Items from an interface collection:
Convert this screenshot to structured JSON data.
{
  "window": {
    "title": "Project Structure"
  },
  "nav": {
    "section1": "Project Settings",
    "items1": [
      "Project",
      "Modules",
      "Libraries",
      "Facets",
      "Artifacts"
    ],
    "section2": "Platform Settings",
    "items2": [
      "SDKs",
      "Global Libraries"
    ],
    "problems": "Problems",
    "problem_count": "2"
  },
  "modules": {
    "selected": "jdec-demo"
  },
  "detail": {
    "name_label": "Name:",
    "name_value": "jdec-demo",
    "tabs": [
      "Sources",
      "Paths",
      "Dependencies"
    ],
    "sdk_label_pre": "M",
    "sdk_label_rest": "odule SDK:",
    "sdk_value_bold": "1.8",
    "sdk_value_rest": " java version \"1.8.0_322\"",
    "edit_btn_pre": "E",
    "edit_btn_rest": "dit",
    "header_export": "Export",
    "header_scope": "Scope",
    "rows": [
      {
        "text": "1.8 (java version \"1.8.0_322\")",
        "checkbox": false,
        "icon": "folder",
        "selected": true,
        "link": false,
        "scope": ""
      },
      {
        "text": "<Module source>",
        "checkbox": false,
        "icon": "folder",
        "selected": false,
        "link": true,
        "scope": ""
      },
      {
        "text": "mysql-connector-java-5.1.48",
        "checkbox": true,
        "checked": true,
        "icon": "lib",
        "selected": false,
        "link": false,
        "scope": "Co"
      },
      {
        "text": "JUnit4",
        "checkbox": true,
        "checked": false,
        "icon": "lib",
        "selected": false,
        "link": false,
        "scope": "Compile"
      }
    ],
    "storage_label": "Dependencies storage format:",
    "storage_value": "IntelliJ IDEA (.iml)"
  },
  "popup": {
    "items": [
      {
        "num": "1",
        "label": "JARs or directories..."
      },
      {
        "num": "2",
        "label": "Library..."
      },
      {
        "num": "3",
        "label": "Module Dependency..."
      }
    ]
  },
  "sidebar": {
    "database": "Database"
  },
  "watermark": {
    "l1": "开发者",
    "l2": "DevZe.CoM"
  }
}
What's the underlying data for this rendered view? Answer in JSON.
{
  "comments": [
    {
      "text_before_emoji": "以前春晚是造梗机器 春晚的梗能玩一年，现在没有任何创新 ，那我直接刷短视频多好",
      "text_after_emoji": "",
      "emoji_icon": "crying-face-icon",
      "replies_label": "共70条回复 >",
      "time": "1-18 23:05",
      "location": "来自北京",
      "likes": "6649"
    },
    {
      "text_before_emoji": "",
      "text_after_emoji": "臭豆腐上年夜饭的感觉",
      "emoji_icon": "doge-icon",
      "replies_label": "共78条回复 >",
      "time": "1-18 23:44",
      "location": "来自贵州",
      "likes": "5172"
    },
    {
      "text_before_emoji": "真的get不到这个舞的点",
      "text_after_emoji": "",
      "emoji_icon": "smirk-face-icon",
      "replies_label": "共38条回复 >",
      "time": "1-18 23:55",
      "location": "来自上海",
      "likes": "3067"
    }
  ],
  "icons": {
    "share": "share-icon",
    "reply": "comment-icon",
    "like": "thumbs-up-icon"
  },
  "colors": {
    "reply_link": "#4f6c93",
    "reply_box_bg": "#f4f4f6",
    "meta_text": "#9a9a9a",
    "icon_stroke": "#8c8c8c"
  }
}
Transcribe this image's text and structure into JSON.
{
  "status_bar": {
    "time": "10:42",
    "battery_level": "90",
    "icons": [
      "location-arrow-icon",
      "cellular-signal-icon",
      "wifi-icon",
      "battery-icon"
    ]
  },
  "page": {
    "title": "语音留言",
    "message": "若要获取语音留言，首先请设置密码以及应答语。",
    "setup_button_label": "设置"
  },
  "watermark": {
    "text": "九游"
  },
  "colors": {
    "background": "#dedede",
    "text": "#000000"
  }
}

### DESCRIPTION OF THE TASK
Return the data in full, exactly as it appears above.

### EXERCISE ANSWER
Convert this screenshot to structured JSON data.
{
  "window": {
    "title": "Project Structure"
  },
  "nav": {
    "section1": "Project Settings",
    "items1": [
      "Project",
      "Modules",
      "Libraries",
      "Facets",
      "Artifacts"
    ],
    "section2": "Platform Settings",
    "items2": [
      "SDKs",
      "Global Libraries"
    ],
    "problems": "Problems",
    "problem_count": "2"
  },
  "modules": {
    "selected": "jdec-demo"
  },
  "detail": {
    "name_label": "Name:",
    "name_value": "jdec-demo",
    "tabs": [
      "Sources",
      "Paths",
      "Dependencies"
    ],
    "sdk_label_pre": "M",
    "sdk_label_rest": "odule SDK:",
    "sdk_value_bold": "1.8",
    "sdk_value_rest": " java version \"1.8.0_322\"",
    "edit_btn_pre": "E",
    "edit_btn_rest": "dit",
    "header_export": "Export",
    "header_scope": "Scope",
    "rows": [
      {
        "text": "1.8 (java version \"1.8.0_322\")",
        "checkbox": false,
        "icon": "folder",
        "selected": true,
        "link": false,
        "scope": ""
      },
      {
        "text": "<Module source>",
        "checkbox": false,
        "icon": "folder",
        "selected": false,
        "link": true,
        "scope": ""
      },
      {
        "text": "mysql-connector-java-5.1.48",
        "checkbox": true,
        "checked": true,
        "icon": "lib",
        "selected": false,
        "link": false,
        "scope": "Co"
      },
      {
        "text": "JUnit4",
        "checkbox": true,
        "checked": false,
        "icon": "lib",
        "selected": false,
        "link": false,
        "scope": "Compile"
      }
    ],
    "storage_label": "Dependencies storage format:",
    "storage_value": "IntelliJ IDEA (.iml)"
  },
  "popup": {
    "items": [
      {
        "num": "1",
        "label": "JARs or directories..."
      },
      {
        "num": "2",
        "label": "Library..."
      },
      {
        "num": "3",
        "label": "Module Dependency..."
      }
    ]
  },
  "sidebar": {
    "database": "Database"
  },
  "watermark": {
    "l1": "开发者",
    "l2": "DevZe.CoM"
  }
}
What's the underlying data for this rendered view? Answer in JSON.
{
  "comments": [
    {
      "text_before_emoji": "以前春晚是造梗机器 春晚的梗能玩一年，现在没有任何创新 ，那我直接刷短视频多好",
      "text_after_emoji": "",
      "emoji_icon": "crying-face-icon",
      "replies_label": "共70条回复 >",
      "time": "1-18 23:05",
      "location": "来自北京",
      "likes": "6649"
    },
    {
      "text_before_emoji": "",
      "text_after_emoji": "臭豆腐上年夜饭的感觉",
      "emoji_icon": "doge-icon",
      "replies_label": "共78条回复 >",
      "time": "1-18 23:44",
      "location": "来自贵州",
      "likes": "5172"
    },
    {
      "text_before_emoji": "真的get不到这个舞的点",
      "text_after_emoji": "",
      "emoji_icon": "smirk-face-icon",
      "replies_label": "共38条回复 >",
      "time": "1-18 23:55",
      "location": "来自上海",
      "likes": "3067"
    }
  ],
  "icons": {
    "share": "share-icon",
    "reply": "comment-icon",
    "like": "thumbs-up-icon"
  },
  "colors": {
    "reply_link": "#4f6c93",
    "reply_box_bg": "#f4f4f6",
    "meta_text": "#9a9a9a",
    "icon_stroke": "#8c8c8c"
  }
}
Transcribe this image's text and structure into JSON.
{
  "status_bar": {
    "time": "10:42",
    "battery_level": "90",
    "icons": [
      "location-arrow-icon",
      "cellular-signal-icon",
      "wifi-icon",
      "battery-icon"
    ]
  },
  "page": {
    "title": "语音留言",
    "message": "若要获取语音留言，首先请设置密码以及应答语。",
    "setup_button_label": "设置"
  },
  "watermark": {
    "text": "九游"
  },
  "colors": {
    "background": "#dedede",
    "text": "#000000"
  }
}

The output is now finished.